Bringing dreams to life

Rabbi Scott Shafrin 

By Rabbi Scott Shafrin

If you could envision the place you wanted to be in your life, what would that look like? Who would be around you? What would a day in that version of your life look like? What sort of person would you be?

For most of us, having dreams and goals allows us to work toward a future that we imagine will be better and more meaningful than our present, a world in which the things we dream of are simply a part of our day-to-day reality. It sounds great, right? But how can we get there?

The combination of texts we read for the first day of Pesach might be able to illuminate one possible path. The Torah reading comes from the Book of Exodus (12:21-51), and it outlines the rules, restrictions and traditions for celebrating the holiday of Pesach in every generation. The problem is that at this point in the narrative of the Jewish People, they are still in Egypt! Before the final of 10 heinous plagues wrought upon the Egyptian populace, God pauses to instruct the Jewish People on the meaning this holiday will one day have for them. 

And so, we move into the Haftarah reading, which comes from the Book of Joshua (5:2-6:1). Here, we revisit this holiday a generation later and see the first Pesach celebrated after the wandering Jewish masses have entered the Promised Land. They have fulfilled not only the promise God made to them, to bring them out of the land of their enslavement and into a land flowing with milk and honey, but the promise made to our most ancient of ancestors to return to the sacred space pledged to our ancestors. 

How did this all come to pass? Moses instructs the people, while still in Egypt, to envision a time when they will be free, when they will commemorate the events then unfolding with sacred ritual and story and song, and they made it happen. 

Jen Sincero, an incredible motivational author and speaker,  frames the journey this way: “Our thoughts become our words, our words become our beliefs, our beliefs become our actions, our actions become our habits, and our habits become our realities.” 

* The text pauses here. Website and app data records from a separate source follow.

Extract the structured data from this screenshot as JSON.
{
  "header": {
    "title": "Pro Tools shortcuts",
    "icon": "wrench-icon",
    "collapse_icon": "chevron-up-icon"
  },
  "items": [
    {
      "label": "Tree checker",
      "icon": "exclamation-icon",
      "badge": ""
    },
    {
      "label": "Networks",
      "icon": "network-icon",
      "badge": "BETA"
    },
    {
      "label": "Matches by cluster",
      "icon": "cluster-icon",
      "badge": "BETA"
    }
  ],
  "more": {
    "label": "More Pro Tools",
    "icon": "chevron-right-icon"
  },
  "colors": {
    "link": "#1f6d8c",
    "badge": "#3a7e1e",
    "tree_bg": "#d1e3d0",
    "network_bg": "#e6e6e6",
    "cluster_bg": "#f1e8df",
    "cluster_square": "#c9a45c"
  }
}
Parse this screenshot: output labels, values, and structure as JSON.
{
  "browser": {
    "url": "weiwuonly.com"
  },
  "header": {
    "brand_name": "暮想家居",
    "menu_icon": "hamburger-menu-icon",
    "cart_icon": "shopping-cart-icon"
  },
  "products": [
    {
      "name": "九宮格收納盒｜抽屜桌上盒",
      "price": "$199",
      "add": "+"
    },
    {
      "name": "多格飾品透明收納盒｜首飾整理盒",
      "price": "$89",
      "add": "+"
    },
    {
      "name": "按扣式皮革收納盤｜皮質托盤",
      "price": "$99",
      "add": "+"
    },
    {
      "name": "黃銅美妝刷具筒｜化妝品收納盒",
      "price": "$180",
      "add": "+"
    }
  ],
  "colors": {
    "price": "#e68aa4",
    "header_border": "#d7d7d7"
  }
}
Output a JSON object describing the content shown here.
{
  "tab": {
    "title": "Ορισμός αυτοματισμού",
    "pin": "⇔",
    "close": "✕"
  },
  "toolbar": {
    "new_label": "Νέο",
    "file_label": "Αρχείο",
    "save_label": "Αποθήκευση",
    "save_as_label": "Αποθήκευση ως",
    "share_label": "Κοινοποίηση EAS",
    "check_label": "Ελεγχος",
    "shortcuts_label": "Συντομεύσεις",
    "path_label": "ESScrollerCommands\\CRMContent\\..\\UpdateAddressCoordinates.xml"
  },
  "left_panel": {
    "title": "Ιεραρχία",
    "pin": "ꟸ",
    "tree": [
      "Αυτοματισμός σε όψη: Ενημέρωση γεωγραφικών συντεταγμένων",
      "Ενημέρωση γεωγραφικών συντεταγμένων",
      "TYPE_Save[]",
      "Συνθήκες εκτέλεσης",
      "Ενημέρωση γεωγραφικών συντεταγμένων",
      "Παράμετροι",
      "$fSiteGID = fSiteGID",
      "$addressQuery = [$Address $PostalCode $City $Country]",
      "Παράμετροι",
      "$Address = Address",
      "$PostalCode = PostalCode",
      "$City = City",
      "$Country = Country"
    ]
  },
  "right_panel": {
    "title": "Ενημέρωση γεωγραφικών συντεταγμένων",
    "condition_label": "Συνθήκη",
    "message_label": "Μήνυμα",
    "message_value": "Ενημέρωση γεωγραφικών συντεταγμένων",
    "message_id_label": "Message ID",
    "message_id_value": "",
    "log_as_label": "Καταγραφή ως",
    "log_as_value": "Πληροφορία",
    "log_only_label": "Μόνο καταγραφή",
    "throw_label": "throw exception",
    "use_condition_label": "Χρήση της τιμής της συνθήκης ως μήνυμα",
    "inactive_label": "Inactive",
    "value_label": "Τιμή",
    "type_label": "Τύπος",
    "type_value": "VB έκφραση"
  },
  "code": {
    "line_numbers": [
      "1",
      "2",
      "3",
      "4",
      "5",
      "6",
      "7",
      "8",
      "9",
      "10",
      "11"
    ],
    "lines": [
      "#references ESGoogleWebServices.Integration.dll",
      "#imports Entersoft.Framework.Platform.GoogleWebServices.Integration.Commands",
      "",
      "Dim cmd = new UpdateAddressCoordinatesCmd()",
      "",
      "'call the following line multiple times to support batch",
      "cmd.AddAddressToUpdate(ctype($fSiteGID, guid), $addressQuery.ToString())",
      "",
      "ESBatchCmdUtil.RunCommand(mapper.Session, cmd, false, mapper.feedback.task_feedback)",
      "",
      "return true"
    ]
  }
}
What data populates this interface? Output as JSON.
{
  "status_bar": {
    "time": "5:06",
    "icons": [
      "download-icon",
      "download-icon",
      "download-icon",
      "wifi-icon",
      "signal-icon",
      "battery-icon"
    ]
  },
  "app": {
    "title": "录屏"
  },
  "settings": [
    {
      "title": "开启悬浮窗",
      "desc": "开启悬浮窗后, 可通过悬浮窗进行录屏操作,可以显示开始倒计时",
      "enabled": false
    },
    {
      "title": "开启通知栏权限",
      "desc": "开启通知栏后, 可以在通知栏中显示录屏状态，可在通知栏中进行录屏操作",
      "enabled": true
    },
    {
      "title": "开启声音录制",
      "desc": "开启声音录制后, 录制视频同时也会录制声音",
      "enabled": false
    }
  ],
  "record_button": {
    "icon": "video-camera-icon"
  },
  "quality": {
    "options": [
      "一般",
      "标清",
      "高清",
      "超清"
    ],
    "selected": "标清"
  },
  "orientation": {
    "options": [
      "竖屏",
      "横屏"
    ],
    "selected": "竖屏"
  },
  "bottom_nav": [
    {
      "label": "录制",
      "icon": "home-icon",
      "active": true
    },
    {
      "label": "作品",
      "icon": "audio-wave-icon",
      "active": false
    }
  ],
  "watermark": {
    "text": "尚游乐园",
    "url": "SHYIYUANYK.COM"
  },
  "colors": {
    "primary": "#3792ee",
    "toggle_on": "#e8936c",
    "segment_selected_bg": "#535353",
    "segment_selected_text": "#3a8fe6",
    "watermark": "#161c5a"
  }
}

If we habituate ourselves to working toward the visions of the world we want to create, if we let our thoughts and words and beliefs and actions all work in service of that vision, we can make it real. Whether we want a better job, a more caring relationship or to ultimately repair the world, the most important thing we can do is believe, deep in our souls, that it not only can happen, but that it will. Once we can latch onto that, and act toward that dream, each and every day, we can move it from just a vision to our lived reality.

May we all move out of our own narrow and constricted spaces this Passover and follow the journey toward our vision of the Promised Land.

Rabbi Scott Shafrin is associate rabbi at Kol Rinah and a member of the St. Louis Rabbinical Association, which coordinates the d’var Torah for the Jewish Light.